Jeff Aronson / Centerbridge Partners: His pick was to go long shares of CIT Group (CIT). This has been a hedge-fund-favorite as some of the largest owners also include Bruce Berkowitz's Fairholme Capital, Howard Marks' Oaktree Capital, David Einhorn's Greenlight Capital, Marc Lasry's Avenue Capital, and Dan Loeb's Third Point. Before Chapter 11, Centerbridge was buying CIT debt. Since then, they've been buying the equity.
Aronson says that the company's intrinsic book value is $59 per share and notes that they have $12 billion in cash on their balance sheet. He highlights that CIT has publicly stated it could buy a retail bank (whose deposits would boost earnings). As a takeout candidate, Centerbridge thinks CIT could be worth as much as $65 (shares trade around $41 currently.)
Robert Howard / KKR: Howard (representing KKR's new equity team) pitched shares of Wabco (WBC), a company that produces anti-lock braking systems among other things. He cites three major trends that WBC can benefit from: cyclical recovery (US & Europe trucking recovery), emerging market growth, as well as tighter safety rules. Howard mentions the company is often overlooked by investors too.
KKR's man also pitched HSN, Inc (HSNI), otherwise known as the Home Shopping Network. He likes their demographic of 30-55 year old women with solid annual income to spend. Howard thinks that John Malone's Liberty Media could make a play for the company too, as he points out that Liberty owns 30% of HSNI and all of QVC, the other major player in the shopping-via-television arena.
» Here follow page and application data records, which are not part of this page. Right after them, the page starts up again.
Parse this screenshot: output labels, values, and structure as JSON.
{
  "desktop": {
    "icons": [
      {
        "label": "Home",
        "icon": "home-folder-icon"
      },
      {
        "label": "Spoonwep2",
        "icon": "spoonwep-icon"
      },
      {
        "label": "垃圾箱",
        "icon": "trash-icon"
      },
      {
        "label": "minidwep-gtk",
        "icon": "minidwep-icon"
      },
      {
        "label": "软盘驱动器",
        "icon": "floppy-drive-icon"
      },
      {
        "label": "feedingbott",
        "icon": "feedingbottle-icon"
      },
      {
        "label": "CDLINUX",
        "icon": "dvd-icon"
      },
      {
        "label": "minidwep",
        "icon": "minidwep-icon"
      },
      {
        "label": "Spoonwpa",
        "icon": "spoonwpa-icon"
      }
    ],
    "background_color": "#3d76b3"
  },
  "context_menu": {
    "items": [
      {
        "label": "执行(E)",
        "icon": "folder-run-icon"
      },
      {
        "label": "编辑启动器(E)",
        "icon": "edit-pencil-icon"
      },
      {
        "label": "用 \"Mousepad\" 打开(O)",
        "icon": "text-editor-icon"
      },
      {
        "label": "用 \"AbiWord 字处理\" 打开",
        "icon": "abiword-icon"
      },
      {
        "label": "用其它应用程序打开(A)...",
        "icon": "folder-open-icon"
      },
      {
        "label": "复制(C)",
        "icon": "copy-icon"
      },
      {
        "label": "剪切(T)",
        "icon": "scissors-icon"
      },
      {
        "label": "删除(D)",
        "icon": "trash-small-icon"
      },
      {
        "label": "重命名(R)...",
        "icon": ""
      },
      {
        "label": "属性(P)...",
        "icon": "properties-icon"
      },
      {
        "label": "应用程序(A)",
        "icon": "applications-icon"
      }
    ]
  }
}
Phil Falcone / Harbinger Capital Partners: Falcone talked about his wireless venture, LightSquared. We've covered this play numerous times and while it's not publicly traded yet, Falcone says that it will be some day. Essentially, this is Harbinger's concentrated bet on a 4G network.
Numerous hedge funds have invested in the 'more mobile data usage' theme via various plays. Some have elected to buy the wireless tower operators like American Tower, (AMT), Crown Castle (CCI), and SBA Communications (SBAC). Falcone, on the other hand, has elected to straight up build out his own network as his hedge fund has morphed into a semi-private equity-like fund. He noted that they've accumulated spectrum and are looking at a 4G terrestrial network.
Falcone also likes Crosstex Energy (XTXI). We covered his investment in XTXI back in December and the Harbinger manager likes it due to its complex financial structure. A master limited partnership owns the assets and then XTXI owns that partnership. He drew attention to the fact that this isn't a company that pulls gas out of the ground, but rather a play on gas processing and transmission. Falcone thinks XTXI is worth double what it's trading at now or more (around $9.50 currently).
Jim Chanos / Kynikos Associates: The well-known short-seller attacked alternative energy 'green' plays with a presentation entitled, "Does Solar and Wind = Hot Air?" Chanos said that, "wind is 50% more expensive than natural gas, and solar is 4 times more expensive" and that natural gas prices have essentially shot an "economic arrow" into alternative energy.
In particular, Chanos mentioned Denmark-based Vestas (CPH:VWS or PINK: VWDRY), a company focused on wind power that might be worth looking at for a short.
However, he is most excited about shorting solar power via First Solar (FSLR), a company he believes has outdated technology. Chanos was recently on television talking negatively about this name as well. He points out that Spain and Italy utilize solar power the most. But, the problem there is that the demand is highly subsidized. Also, he points to the management exodus at FSLR as a warning sign for investors to exit shares.